toStringfor a function that converts a type to a string.
Note: This goes against the OCaml convention of using a
t => string. The reason for this is that we've found the name
showto be ambiguous - for example, for
Window.show- what would the expected behavior be?
Window.toStringis much clearer.
optiontypes, use a variable name prefixed with
let maybeInt = Some(1)
Exceptions vs Result
In the OCaml standard library, there are often two 'versions' of a function - one that returns a result, and one that may throw an exception, ie:
Sys.getenv: t => string- may raise an exception if the environment variable 'var' is not present
Sys.getenv_opt: t => option(string)- returns an
However, for our code, we've flipped this - the 'default' version should be the one that returns an
option or a
result. The reason for this is that this documents the error in the type system - ensuring that the consumer handles it, and avoiding crashes!
Therefore, for function names, we'd recommend:
validate: string => result(t, string)
validateExn: string => t
Exn postfix shows that the function may throw an exception.
When not consuming a returned value, the type must be provided to prevent partial applications:
As an example, consider this block of code:

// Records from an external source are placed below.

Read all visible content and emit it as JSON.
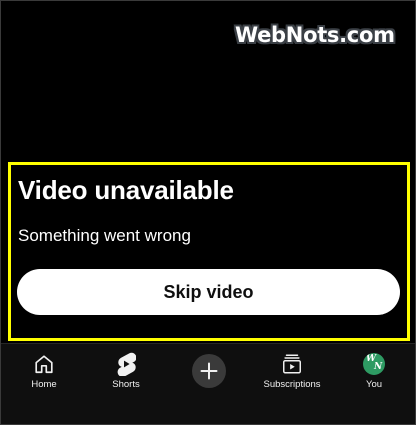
{
  "watermark": {
    "text": "WebNots.com"
  },
  "error": {
    "title": "Video unavailable",
    "subtitle": "Something went wrong",
    "skip_label": "Skip video"
  },
  "nav": {
    "home_label": "Home",
    "shorts_label": "Shorts",
    "subscriptions_label": "Subscriptions",
    "you_label": "You",
    "avatar_initials": [
      "W",
      "N"
    ]
  },
  "colors": {
    "background": "#000000",
    "highlight": "#ffff00",
    "button_bg": "#ffffff",
    "nav_bg": "#0f0f0f",
    "avatar_bg": "#2e9b63"
  }
}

let _ = Event.subscribe(f, someEvent);
The problem here is that, if the signature of
Event.subscribe changes to add an extra parameter - the code here will still happily compile, but not do what we expect!
To prevent this from occurring, we required that the 'ignored' value must be described in one of the following ways:
let _: unit => unit = Event.subscribe(f, someEvent);
ignore(Event.subscribe(f, someEvent): unit => unit);